The reply should contain all of the data below, word for word.
*** Opening of Records for the task ***
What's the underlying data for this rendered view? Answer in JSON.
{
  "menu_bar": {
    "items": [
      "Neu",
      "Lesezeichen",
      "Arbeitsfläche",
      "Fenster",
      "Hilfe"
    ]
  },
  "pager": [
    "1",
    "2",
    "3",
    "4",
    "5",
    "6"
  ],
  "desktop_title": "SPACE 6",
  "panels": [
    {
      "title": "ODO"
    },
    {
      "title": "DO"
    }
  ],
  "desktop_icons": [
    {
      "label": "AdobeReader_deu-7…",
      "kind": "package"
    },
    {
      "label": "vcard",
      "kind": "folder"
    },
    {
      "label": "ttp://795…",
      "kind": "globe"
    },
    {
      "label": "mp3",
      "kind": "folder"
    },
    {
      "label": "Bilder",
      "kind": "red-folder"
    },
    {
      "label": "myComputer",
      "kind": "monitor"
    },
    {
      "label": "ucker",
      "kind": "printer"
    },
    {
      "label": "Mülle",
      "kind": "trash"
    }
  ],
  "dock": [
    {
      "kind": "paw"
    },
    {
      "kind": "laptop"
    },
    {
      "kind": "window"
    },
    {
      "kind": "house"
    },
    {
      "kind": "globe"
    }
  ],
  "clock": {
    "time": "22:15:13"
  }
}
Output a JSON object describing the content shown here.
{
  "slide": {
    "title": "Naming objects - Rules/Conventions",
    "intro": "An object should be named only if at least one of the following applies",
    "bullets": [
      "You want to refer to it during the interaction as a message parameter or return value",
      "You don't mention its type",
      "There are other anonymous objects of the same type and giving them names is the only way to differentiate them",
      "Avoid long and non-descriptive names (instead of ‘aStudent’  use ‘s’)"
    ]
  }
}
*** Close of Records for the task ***
Task solution>
What's the underlying data for this rendered view? Answer in JSON.
{
  "menu_bar": {
    "items": [
      "Neu",
      "Lesezeichen",
      "Arbeitsfläche",
      "Fenster",
      "Hilfe"
    ]
  },
  "pager": [
    "1",
    "2",
    "3",
    "4",
    "5",
    "6"
  ],
  "desktop_title": "SPACE 6",
  "panels": [
    {
      "title": "ODO"
    },
    {
      "title": "DO"
    }
  ],
  "desktop_icons": [
    {
      "label": "AdobeReader_deu-7…",
      "kind": "package"
    },
    {
      "label": "vcard",
      "kind": "folder"
    },
    {
      "label": "ttp://795…",
      "kind": "globe"
    },
    {
      "label": "mp3",
      "kind": "folder"
    },
    {
      "label": "Bilder",
      "kind": "red-folder"
    },
    {
      "label": "myComputer",
      "kind": "monitor"
    },
    {
      "label": "ucker",
      "kind": "printer"
    },
    {
      "label": "Mülle",
      "kind": "trash"
    }
  ],
  "dock": [
    {
      "kind": "paw"
    },
    {
      "kind": "laptop"
    },
    {
      "kind": "window"
    },
    {
      "kind": "house"
    },
    {
      "kind": "globe"
    }
  ],
  "clock": {
    "time": "22:15:13"
  }
}
Output a JSON object describing the content shown here.
{
  "slide": {
    "title": "Naming objects - Rules/Conventions",
    "intro": "An object should be named only if at least one of the following applies",
    "bullets": [
      "You want to refer to it during the interaction as a message parameter or return value",
      "You don't mention its type",
      "There are other anonymous objects of the same type and giving them names is the only way to differentiate them",
      "Avoid long and non-descriptive names (instead of ‘aStudent’  use ‘s’)"
    ]
  }
}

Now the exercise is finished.